He reiterated that the ANC’s proposal for a Media Appeals Tribunal had not yet been adopted by the government, but had to be at the heart of the planned meeting.

“Rational debate is essentially about a discussion of what is the best model for regulating the media.”

He added it was important to understand that there was agreement in the country that there was a need for some kind of regulation.

“The media is of the view that self-regulation is the model, but that there may be a need to change or improve that self-regulation,” he said. “The other proposal from the ruling party is that self-regulation is not a model; it has not worked in the past and you need an alternative.”

Maseko declined to comment on a statement by President Jacob Zuma on Friday questioning the print media’s motives and its ability to judge government’s performance.

The Protection of Information Bill seeks to regulate the classification of information and makes publishing top secret documents a crime punishable with up to 25 years in prison.

The Freedom of Expression Institute has said it appears to be motivated by a desire on the part of government to silence criticism. — Sapa

Subscribe to the M&G

These are unprecedented times, and the role of media to tell and record the story of South Africa as it develops is more important than ever.

The Mail & Guardian is a proud news publisher with roots stretching back 35 years, and we’ve survived right from day one thanks to the support of readers who value fiercely independent journalism that is beholden to no-one. To help us continue for another 35 future years with the same proud values, please consider taking out a subscription.

Related stories

Institutions of higher learning should commemorate their casualties

The bust of Matikweni Nkuna at Tshwane University of Technology is an example of how we should honour those who fought for equal access to education

Seals abort pups in mass die-off

There are a number of factors — a pollutant, virus or bacteria or malnutrition — that may have caused the 12 000 deaths on Namibia’s coast.

Deconstructing South Africa’s construction industry performance

The construction industry has contracted sharply, partly due to Covid, and needs to rebalance its focus if it wants to survive

Editorial: SA will be bankrupted by looters

The chickens have finally come home to roost: if we do not end the looting, it will end us

Zuma vs Ramaphosa?
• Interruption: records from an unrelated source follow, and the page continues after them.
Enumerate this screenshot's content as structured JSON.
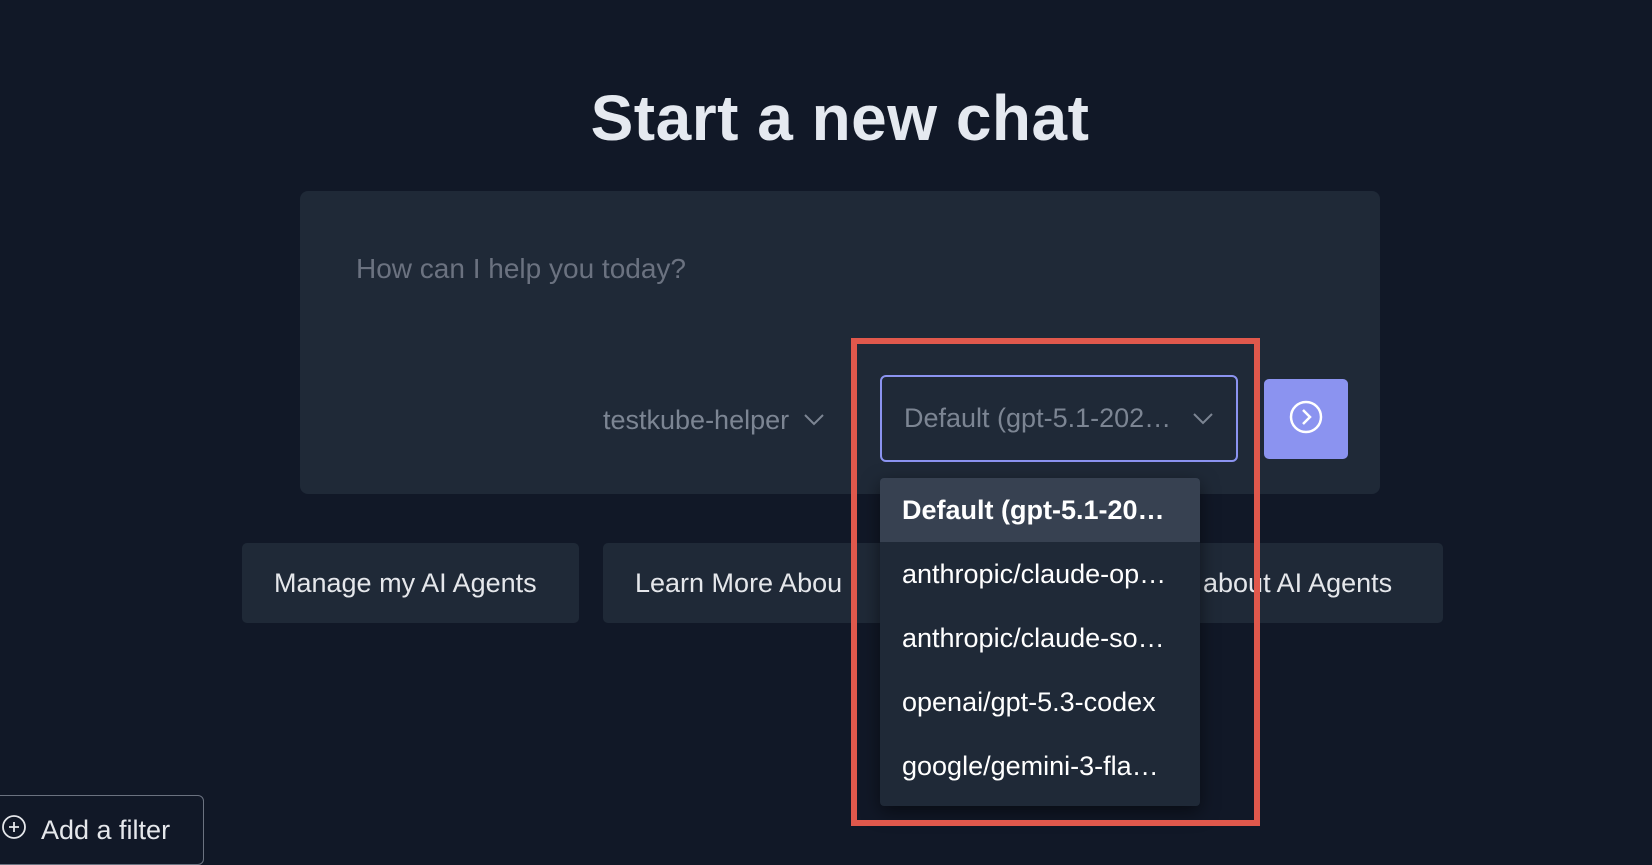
{
  "page": {
    "title": "Start a new chat"
  },
  "composer": {
    "placeholder": "How can I help you today?",
    "agent": "testkube-helper",
    "model": "Default (gpt-5.1-202…"
  },
  "actions": {
    "manage_agents": "Manage my AI Agents",
    "learn_more": "Learn More Abou",
    "learn_more_tail": "about AI Agents"
  },
  "model_dropdown": {
    "options": [
      "Default (gpt-5.1-20…",
      "anthropic/claude-op…",
      "anthropic/claude-so…",
      "openai/gpt-5.3-codex",
      "google/gemini-3-fla…"
    ],
    "selected_index": 0
  },
  "filter": {
    "label": "Add a filter"
  },
  "colors": {
    "background": "#111827",
    "panel": "#1f2937",
    "accent": "#8b93f0",
    "highlight": "#e0584c"
  },
  "icons": {
    "agent_chevron": "chevron-down-icon",
    "model_chevron": "chevron-down-icon",
    "send": "arrow-right-circle-icon",
    "filter": "plus-circle-icon"
  }
}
Neither is the leader South Africans deserve

Neither statesman could command sufficient authority in an ANC that remains mired in corruption and infighting and at the behest of big capital

E-payments for the unbanked are booming
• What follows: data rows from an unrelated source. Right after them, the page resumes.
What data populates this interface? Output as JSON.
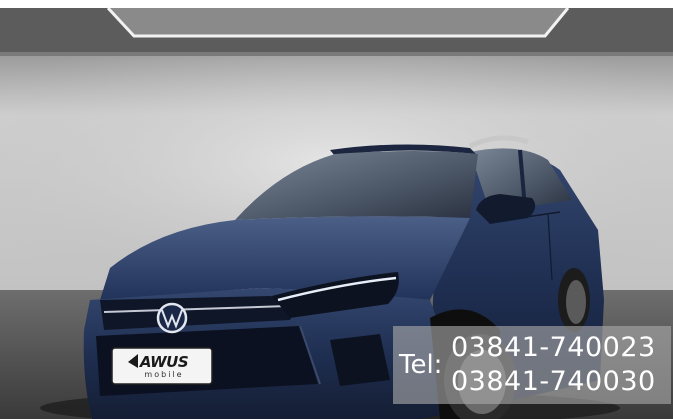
{
  "photo": {
    "subject": "car-in-showroom",
    "plate": {
      "brand": "AWUS",
      "sub": "mobile"
    },
    "contact": {
      "label": "Tel:",
      "numbers": [
        "03841-740023",
        "03841-740030"
      ]
    },
    "colors": {
      "car_body": "#1f2f52",
      "backdrop": "#cfcfcf",
      "floor": "#4e4e4e",
      "overlay": "#aaaaaa"
    }
  }
}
The pandemic is providing mobile phone network operators with a unique chance to partner with fintech firms and banks to deliver clever e-commerce solutions to the informal sector in Africa
Advertising

Subscribers only

Toxic power struggle hits public works

With infighting and allegations of corruption and poor planning, the department’s top management looks like a scene from ‘Survivor’

Free State branches gun for Ace

Parts of the provincial ANC will target their former premier, Magashule, and the Free State PEC in a rolling mass action campaign

More top stories

Baby Awa: The miracle baby born on a boat fleeing...

More than 300 000 people in the north of the country have been displaced by militants who ransack villages and then burn them down.

Five suspects arrested in Senzo Meyiwa case

Police minister Bheki Cela announced on Monday that his team has arrested five suspects who were allegedly involved in the killing of former Bafana Bafana captain Senzo Meyiwa.

EFF eyes municipalities ahead of 2021 local government elections

EFF leader Julius Malema says the party is preparing to govern in many municipalities from next year. It is also launching a programme to defend the rights of farm workers

WSU suspends classes and exams to avoid the spread of...

The university says it has to take the precautionary measures because 26 students have tested positive on its East London campus
Advertising

press releases

Loading latest Press Releases…

The best local and international journalism

handpicked and in your inbox every weekday